▸ HOW TO COMPLETE THIS TASK: Show the lines below that contain the string "competitor".

▸ SUPPLIED RECORDS:
**********

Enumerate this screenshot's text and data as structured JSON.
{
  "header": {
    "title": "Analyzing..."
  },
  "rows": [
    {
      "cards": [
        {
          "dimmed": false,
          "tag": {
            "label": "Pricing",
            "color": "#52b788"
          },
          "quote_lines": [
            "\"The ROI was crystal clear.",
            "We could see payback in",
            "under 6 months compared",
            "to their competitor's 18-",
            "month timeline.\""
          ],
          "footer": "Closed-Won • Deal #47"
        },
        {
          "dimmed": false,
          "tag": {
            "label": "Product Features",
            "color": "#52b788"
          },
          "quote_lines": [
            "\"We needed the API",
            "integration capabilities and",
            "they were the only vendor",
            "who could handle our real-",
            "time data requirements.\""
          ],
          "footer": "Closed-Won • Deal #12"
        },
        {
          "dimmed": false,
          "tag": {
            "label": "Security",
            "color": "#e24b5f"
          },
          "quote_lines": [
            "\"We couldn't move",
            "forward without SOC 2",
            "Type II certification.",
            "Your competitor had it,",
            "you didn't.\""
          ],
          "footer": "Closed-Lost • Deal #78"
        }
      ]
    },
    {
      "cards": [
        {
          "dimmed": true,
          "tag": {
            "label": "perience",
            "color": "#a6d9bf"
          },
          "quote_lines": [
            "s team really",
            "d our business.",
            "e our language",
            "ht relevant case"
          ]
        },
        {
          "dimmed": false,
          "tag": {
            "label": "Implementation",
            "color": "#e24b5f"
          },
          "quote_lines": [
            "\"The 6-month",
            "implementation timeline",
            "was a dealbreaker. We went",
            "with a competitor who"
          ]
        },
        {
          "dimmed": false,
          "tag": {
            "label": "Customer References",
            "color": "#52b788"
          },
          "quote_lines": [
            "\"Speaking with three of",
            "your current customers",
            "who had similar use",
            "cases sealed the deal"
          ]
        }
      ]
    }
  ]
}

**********

▸ SOLVED PROBLEM:
            "to their competitor's 18-",
            "Your competitor had it,",
            "with a competitor who"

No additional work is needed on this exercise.